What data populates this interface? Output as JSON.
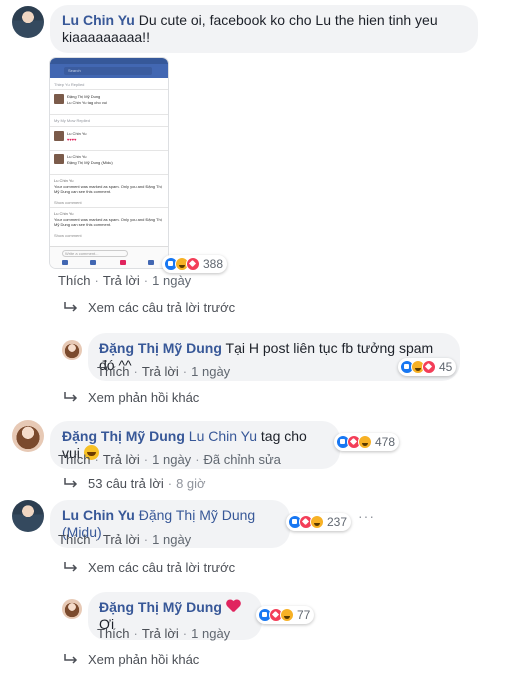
{
  "comments": [
    {
      "author": "Lu Chin Yu",
      "text": "Du cute oi, facebook ko cho Lu the hien tinh yeu kiaaaaaaaaa!!",
      "like": "Thích",
      "reply": "Trả lời",
      "time": "1 ngày",
      "reactions": "388",
      "reactions_icons": [
        "like-icon",
        "haha-icon",
        "love-icon"
      ],
      "view_previous": "Xem các câu trả lời trước",
      "screenshot": {
        "search": "Search",
        "rows": [
          "Thiep Yu Replied",
          "Đặng Thị Mỹ Dung",
          "Lu Chin Yu tag cho vui",
          "My My Mow Replied",
          "Lu Chin Yu",
          "Lu Chin Yu",
          "Đặng Thị Mỹ Dung (Midu)",
          "Lu Chin Yu",
          "Your comment was marked as spam. Only you and Đặng Thị Mỹ Dung can see this comment.",
          "Show comment",
          "Lu Chin Yu",
          "Your comment was marked as spam. Only you and Đặng Thị Mỹ Dung can see this comment.",
          "Show comment"
        ],
        "input_placeholder": "Write a comment..."
      }
    },
    {
      "author": "Đặng Thị Mỹ Dung",
      "text": "Tại H post liên tục fb tưởng spam đó ^^",
      "like": "Thích",
      "reply": "Trả lời",
      "time": "1 ngày",
      "reactions": "45",
      "more_replies": "Xem phản hồi khác"
    },
    {
      "author": "Đặng Thị Mỹ Dung",
      "mention": "Lu Chin Yu",
      "text": "tag cho vui",
      "like": "Thích",
      "reply": "Trả lời",
      "time": "1 ngày",
      "edited": "Đã chỉnh sửa",
      "reactions": "478",
      "replies_count": "53 câu trả lời",
      "replies_time": "8 giờ"
    },
    {
      "author": "Lu Chin Yu",
      "mention": "Đặng Thị Mỹ Dung (Midu)",
      "like": "Thích",
      "reply": "Trả lời",
      "time": "1 ngày",
      "reactions": "237",
      "more": "···",
      "view_previous": "Xem các câu trả lời trước"
    },
    {
      "author": "Đặng Thị Mỹ Dung",
      "text": "Ơi",
      "like": "Thích",
      "reply": "Trả lời",
      "time": "1 ngày",
      "reactions": "77",
      "more_replies": "Xem phản hồi khác"
    }
  ],
  "colors": {
    "name": "#385898",
    "bubble": "#f2f3f5",
    "like": "#1877f2",
    "love": "#f33e58",
    "haha": "#f7b125"
  }
}
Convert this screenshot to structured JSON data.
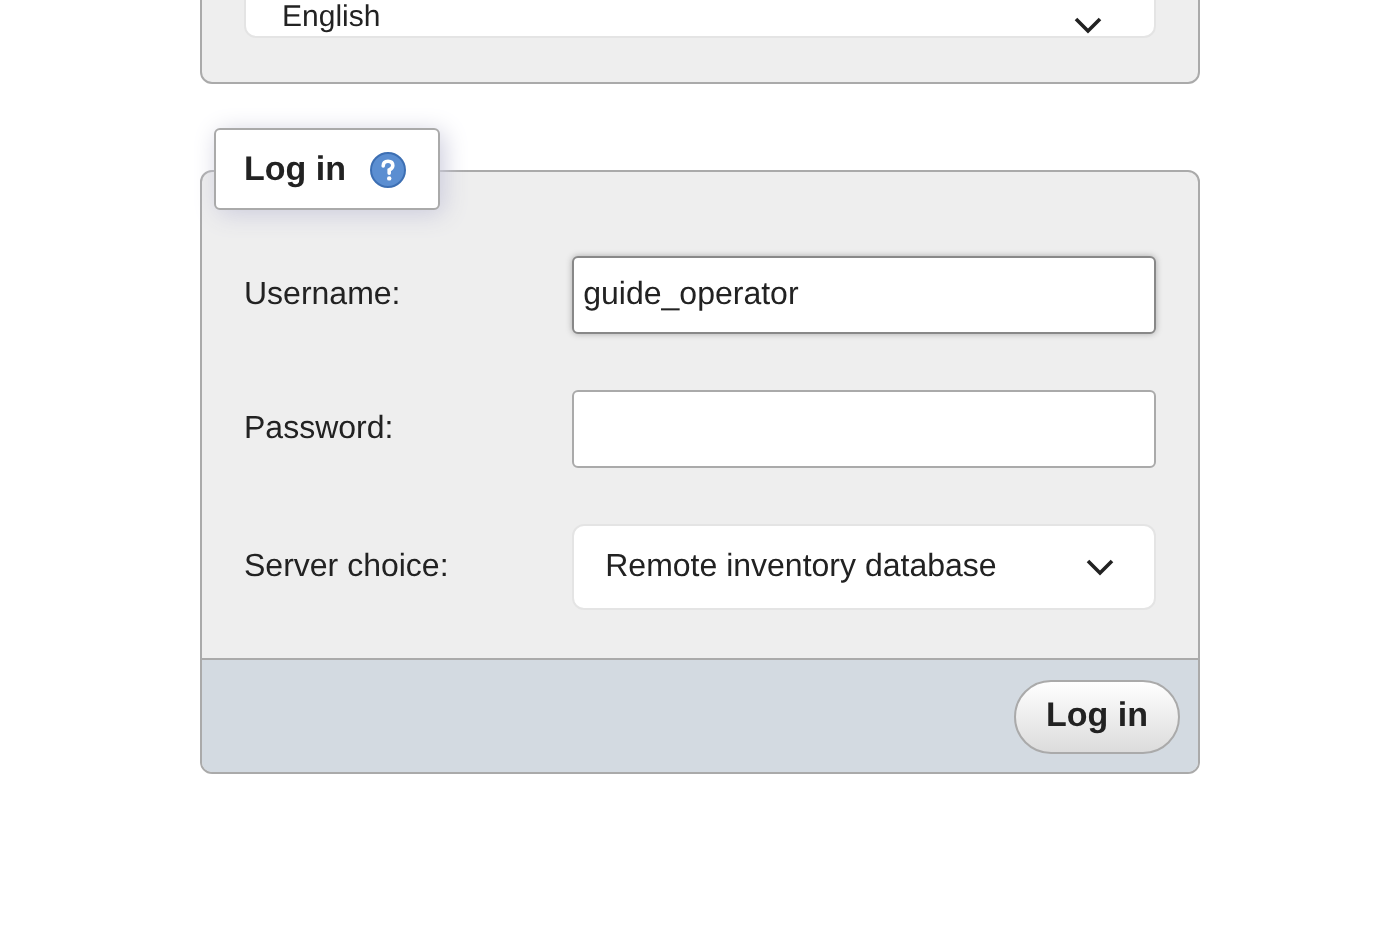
{
  "language_panel": {
    "select": {
      "value": "English"
    }
  },
  "login": {
    "title": "Log in",
    "fields": [
      {
        "kind": "text",
        "label": "Username:",
        "value": "guide_operator"
      },
      {
        "kind": "password",
        "label": "Password:"
      },
      {
        "kind": "select",
        "label": "Server choice:",
        "value": "Remote inventory database"
      }
    ],
    "submit": "Log in"
  }
}
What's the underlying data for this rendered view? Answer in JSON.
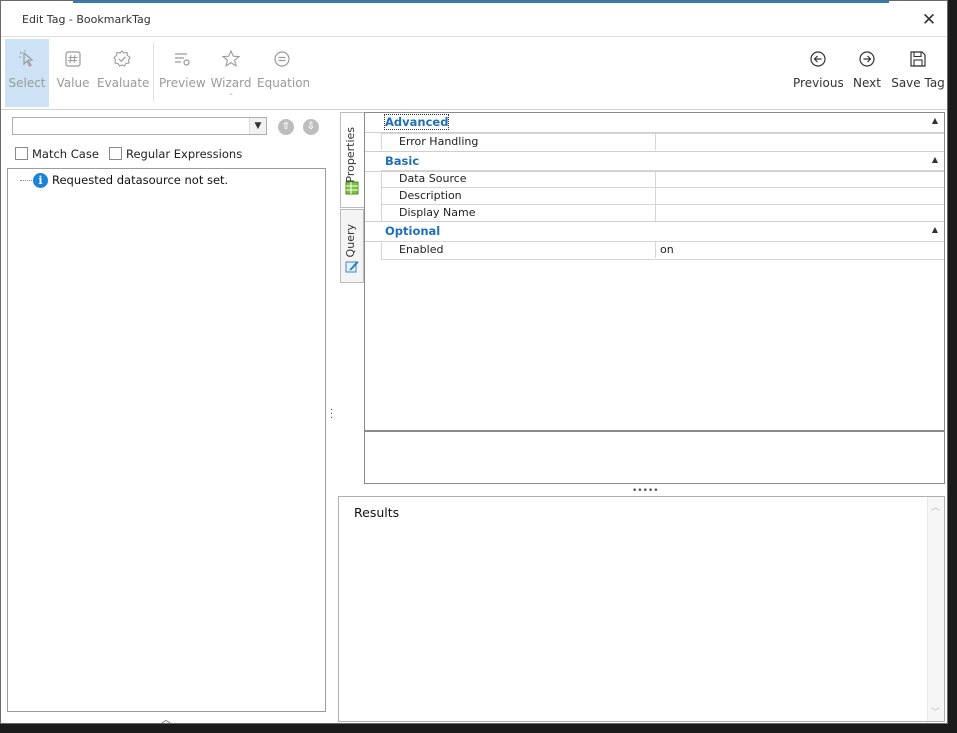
{
  "window": {
    "title": "Edit Tag - BookmarkTag",
    "close_glyph": "✕"
  },
  "toolbar": {
    "left": [
      {
        "label": "Select",
        "icon": "cursor-icon"
      },
      {
        "label": "Value",
        "icon": "hash-icon"
      },
      {
        "label": "Evaluate",
        "icon": "check-badge-icon"
      },
      {
        "label": "Preview",
        "icon": "preview-icon"
      },
      {
        "label": "Wizard",
        "icon": "wizard-icon"
      },
      {
        "label": "Equation",
        "icon": "equation-icon"
      }
    ],
    "right": [
      {
        "label": "Previous",
        "icon": "arrow-left-circle-icon"
      },
      {
        "label": "Next",
        "icon": "arrow-right-circle-icon"
      },
      {
        "label": "Save Tag",
        "icon": "save-icon"
      }
    ]
  },
  "left_panel": {
    "combo_value": "",
    "match_case_label": "Match Case",
    "regex_label": "Regular Expressions",
    "tree_message": "Requested datasource not set."
  },
  "side_tabs": {
    "properties": "Properties",
    "query": "Query"
  },
  "property_grid": {
    "categories": [
      {
        "name": "Advanced",
        "rows": [
          {
            "name": "Error Handling",
            "value": ""
          }
        ]
      },
      {
        "name": "Basic",
        "rows": [
          {
            "name": "Data Source",
            "value": ""
          },
          {
            "name": "Description",
            "value": ""
          },
          {
            "name": "Display Name",
            "value": ""
          }
        ]
      },
      {
        "name": "Optional",
        "rows": [
          {
            "name": "Enabled",
            "value": "on"
          }
        ]
      }
    ]
  },
  "results": {
    "label": "Results"
  },
  "colors": {
    "accent": "#1f83c9",
    "category_text": "#1f6fb5",
    "select_active_bg": "#cde3f5"
  }
}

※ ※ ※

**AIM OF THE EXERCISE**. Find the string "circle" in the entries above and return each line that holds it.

**YOUR RESPONSE**.
        "icon": "arrow-left-circle-icon"
        "icon": "arrow-right-circle-icon"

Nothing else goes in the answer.